Modern mobile devices use components that use acoustic waves (vibrations) to filter or delay signals. The currently available components in this area (SAW-filters, Surface Acoustic Wave-filters) make further reductions in the size of mobile devices difficult, if not impossible, and furthermore have limitations as to the bandwidth that can be obtained.
A research team from Caltech (California Institute of Technology) has, however, developed new versions of these components that offer abilities that were not possible with earlier generations. These new components (phononic components) can be used in sensors, quantum computers and smartphones.
The new phononic components contain parts that vibrate extremely fast – moving back and forth tens of millions of times per second. This became possible thanks to the use of cylinders of silicon nitride that are only 90 nm thick. These are arranged in a grid, where different grid patterns result in different characteristics for the components.
The researchers have demonstrated that these arrays can act as tunable filters for signals with different frequencies. Also, it turns out that these components can operate as one-way valves for high-frequency waves. The ability to transmit waves in only one direction is beneficial for signal strength, because interference is reduced.

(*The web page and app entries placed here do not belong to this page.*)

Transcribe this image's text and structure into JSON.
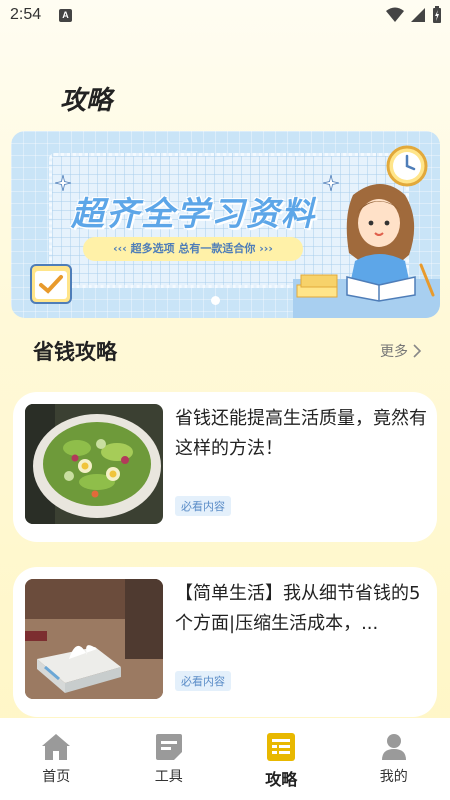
{
  "status_bar": {
    "time": "2:54",
    "indicator": "A"
  },
  "page": {
    "title": "攻略"
  },
  "banner": {
    "title": "超齐全学习资料",
    "pill_text": "超多选项 总有一款适合你",
    "pill_left_arrows": "‹‹‹",
    "pill_right_arrows": "›››"
  },
  "section": {
    "title": "省钱攻略",
    "more_label": "更多"
  },
  "articles": [
    {
      "title": "省钱还能提高生活质量，竟然有这样的方法！",
      "tag": "必看内容",
      "image": "salad-bowl"
    },
    {
      "title": "【简单生活】我从细节省钱的5个方面|压缩生活成本，...",
      "tag": "必看内容",
      "image": "tissue-box-table"
    }
  ],
  "nav": {
    "items": [
      {
        "label": "首页",
        "icon": "home-icon"
      },
      {
        "label": "工具",
        "icon": "tools-icon"
      },
      {
        "label": "攻略",
        "icon": "guide-icon"
      },
      {
        "label": "我的",
        "icon": "profile-icon"
      }
    ],
    "active_index": 2
  },
  "colors": {
    "accent": "#E8B800",
    "banner_bg": "#C9E4F7",
    "title_blue": "#5DA6E8",
    "tag_bg": "#E4F0FB",
    "tag_text": "#5A8CC7"
  }
}
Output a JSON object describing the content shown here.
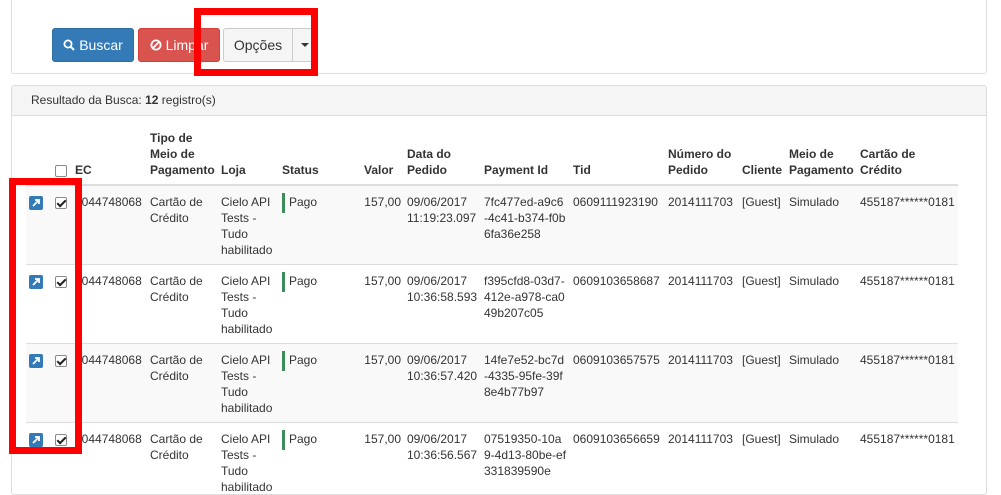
{
  "toolbar": {
    "buscar_label": "Buscar",
    "limpar_label": "Limpar",
    "opcoes_label": "Opções",
    "colors": {
      "primary": "#337ab7",
      "danger": "#d9534f",
      "default": "#f5f5f5"
    }
  },
  "result": {
    "heading_prefix": "Resultado da Busca: ",
    "count": "12",
    "count_suffix": " registro(s)"
  },
  "table": {
    "headers": {
      "ec": "EC",
      "tipo": "Tipo de Meio de Pagamento",
      "loja": "Loja",
      "status": "Status",
      "valor": "Valor",
      "data": "Data do Pedido",
      "payment_id": "Payment Id",
      "tid": "Tid",
      "numero": "Número do Pedido",
      "cliente": "Cliente",
      "meio": "Meio de Pagamento",
      "cartao": "Cartão de Crédito"
    },
    "rows": [
      {
        "ec": "0044748068",
        "tipo": "Cartão de Crédito",
        "loja": "Cielo API Tests - Tudo habilitado",
        "status": "Pago",
        "valor": "157,00",
        "data": "09/06/2017 11:19:23.097",
        "payment_id": "7fc477ed-a9c6-4c41-b374-f0b6fa36e258",
        "tid": "0609111923190",
        "numero": "2014111703",
        "cliente": "[Guest]",
        "meio": "Simulado",
        "cartao": "455187******0181"
      },
      {
        "ec": "0044748068",
        "tipo": "Cartão de Crédito",
        "loja": "Cielo API Tests - Tudo habilitado",
        "status": "Pago",
        "valor": "157,00",
        "data": "09/06/2017 10:36:58.593",
        "payment_id": "f395cfd8-03d7-412e-a978-ca049b207c05",
        "tid": "0609103658687",
        "numero": "2014111703",
        "cliente": "[Guest]",
        "meio": "Simulado",
        "cartao": "455187******0181"
      },
      {
        "ec": "0044748068",
        "tipo": "Cartão de Crédito",
        "loja": "Cielo API Tests - Tudo habilitado",
        "status": "Pago",
        "valor": "157,00",
        "data": "09/06/2017 10:36:57.420",
        "payment_id": "14fe7e52-bc7d-4335-95fe-39f8e4b77b97",
        "tid": "0609103657575",
        "numero": "2014111703",
        "cliente": "[Guest]",
        "meio": "Simulado",
        "cartao": "455187******0181"
      },
      {
        "ec": "0044748068",
        "tipo": "Cartão de Crédito",
        "loja": "Cielo API Tests - Tudo habilitado",
        "status": "Pago",
        "valor": "157,00",
        "data": "09/06/2017 10:36:56.567",
        "payment_id": "07519350-10a9-4d13-80be-ef331839590e",
        "tid": "0609103656659",
        "numero": "2014111703",
        "cliente": "[Guest]",
        "meio": "Simulado",
        "cartao": "455187******0181"
      }
    ]
  },
  "icons": {
    "search": "search-icon",
    "ban": "ban-icon",
    "caret": "caret-down-icon",
    "edit": "external-link-icon"
  },
  "annotation_color": "#ff0000"
}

The research offers opportunities for the design of new components – transistors and RF isolators based on phonons instead of electrons.
The results of this research have been published in Nature Nanotechnology and Nature.